A Time of Flux and of Opportunity for the AUA

Healthcare is experiencing a time of major flux, and, now more than ever, academic leaders in anesthesiology have the opportunity and obligation to provide direction to the field. There are several readily identifiable major concerns that are highly relevant to the AUA. The first is that there is currently a dearth of academic leaders in anesthesiology in the US. There are several reasons for this, including that during the period from about 1995 to 2005 very few highly accomplished medical graduates chose to specialize in anesthesiology. Fortunately, this has changed dramatically in recent years. But there remains a ‘missing generation’ of academic anesthesiology leaders in the US. Second, healthcare around the world is becoming too expensive. Academic leaders and researchers must consider how we can deliver better care at lower costs, with improved patient outcomes. Harnessing new technologies, including telemedicine and machine learning, are likely to be central in helping to accomplish these lofty goals. Third, we must address scientific questions that matter beyond the parochial interests of our specialty, and that contribute substantially to advancements in health and knowledge. Academic anesthesiology must pursue team science and ensure that we remain relevant in a broader context. Fourth, is a point that has been highlighted by several researchers, but has not appreciated in the medical community, by society or even by anesthesiologists. Surgery is very dangerous. In fact, it is estimated that over 4 million people die annually in the early postoperative period. Elective surgery is one of the leading causes of major morbidity and mortality around the world. Academic anesthesiologists must ensure that this public health challenge is appreciated and that we lead the charge in addressing it.

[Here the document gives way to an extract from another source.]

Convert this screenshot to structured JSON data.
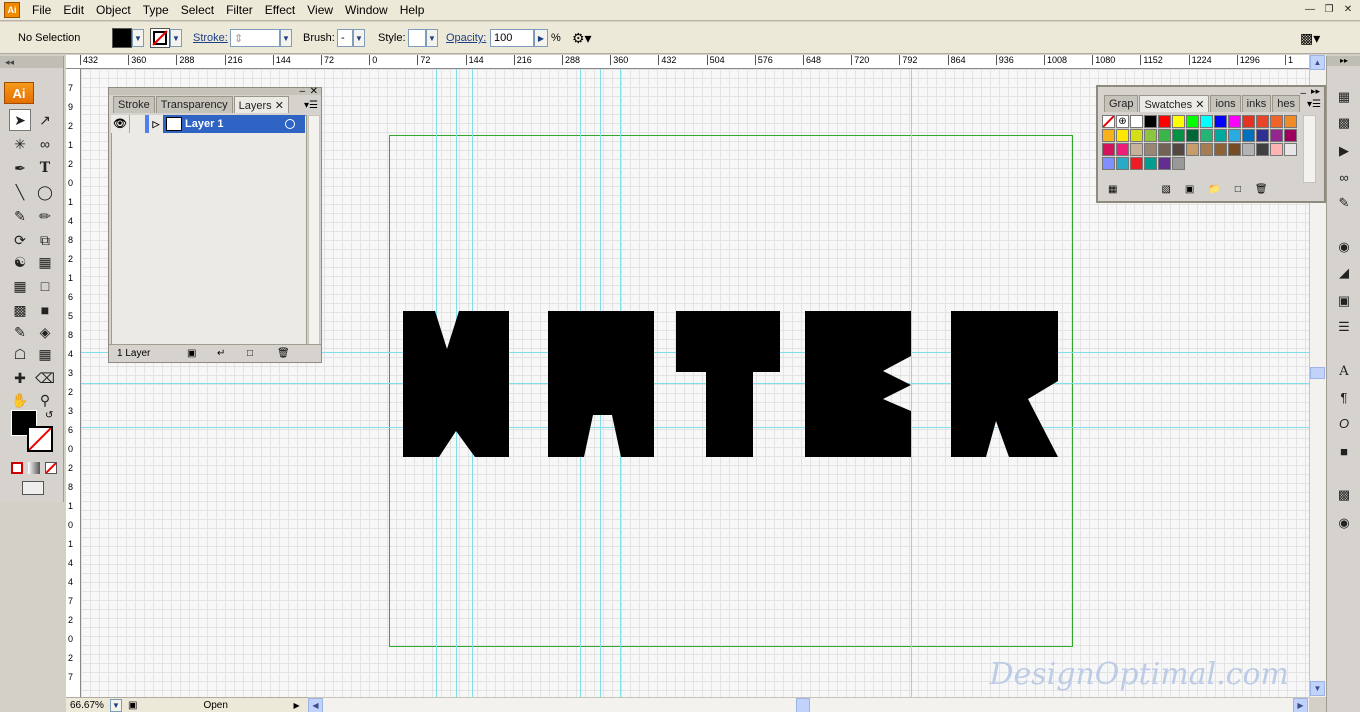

Considering these and other challenges and opportunities, the AUA Council is proposing that the AUA update its Mission and Vision. The proposed new Vision of the AUA is “the furtherance of anesthesiology as a dynamic academic medical specialty, with a vibrant community of successful scientific, educational and medical leaders within the academic sector.” And the proposed new Mission of the AUA is to bolster academic anesthesiology through:

  • deliberate mentorship of academic anesthesiologists, under the rubric of faculty development;
  • programmatic and ongoing career development of anesthesiology researchers, educators, and academic leaders throughout their careers;
  • the organization of an outstanding annual academic meeting;
  • targeted provision of networking opportunities to academic anesthesiologists.

In keeping with this reconceptualization, one cardinal new goal that the AUA is embracing, is leadership development within our field. As part of this focus, the AUA is prioritizing the mentorship of rising academics in anesthesiology, and support of initiatives such as the early stage anesthesiology scholars (www.esashq.org). We hope as the AUA to make a meaningful contribution to the training of the next generation of academic leaders in anesthesiology.

One of the important services to our members, and the broader academic anesthesiology community, is the provision on an outstanding annual academic meeting, which is also an explicit mission-based objective. This year’s meeting in Montreal has been thoughtfully planned to address several current research and educational priority areas. (https://auahq.org/aua-annual-meeting/sessions/) The host program includes talks on cannabis, music, pain, and the history of anesthesia in Montreal. Early stage investigators will feature in the president’s lunch and throughout the meeting. The president’s panel showcases research leaders from different backgrounds addressing the topic, “ The Reproducibility Crisis in the Era of Precision Medicine.” The Education Advisory Board has prepared outstanding sessions on self-regulation and on the science of effective feedback. And the Scientific Advisory Board has arranged high level presentations of new, cutting edge findings in anesthesiology science, as well as a compelling symposium on “Anesthesia and Consciousness.” Finally, on Sunday afternoon there will be the second annual meeting for the “Initiative for Multidisciplinary Pragmatic Anesthesiology Clinical Trials (IMPACT).”  The AUA is aligned to the Society of Critical Care Anesthesiologists (SOCCA) and International Anesthesia Research Society (IARS). These organizations’ meetings will complement the AUA’s program and many of their offerings are likely to be of great interest to the AUA’s members.  All three meetings will offer excellent opportunities for AUA members to provide mentorship to early stage colleagues and to network with academic leaders from around the world.

Ultimately, whether or not we as a specialty will be successful in meeting the challenges we face will to a large extent depend on the vitality of the academic anesthesiology enterprise across the United States and internationally. The AUA is an honorific organization, which provides a home to leaders in academic anesthesiology. But the AUA should be so much more than just an honorific talk shop. The AUA must also be actively engaged in activities intended to safeguard anesthesiology as a dynamic academic medical specialty, with a vibrant community of successful scientific, educational and medical leaders.


Michael S. Avidan, MBBCh
President, AUA
Washington University
School of Medicine
St. Louis, Missouri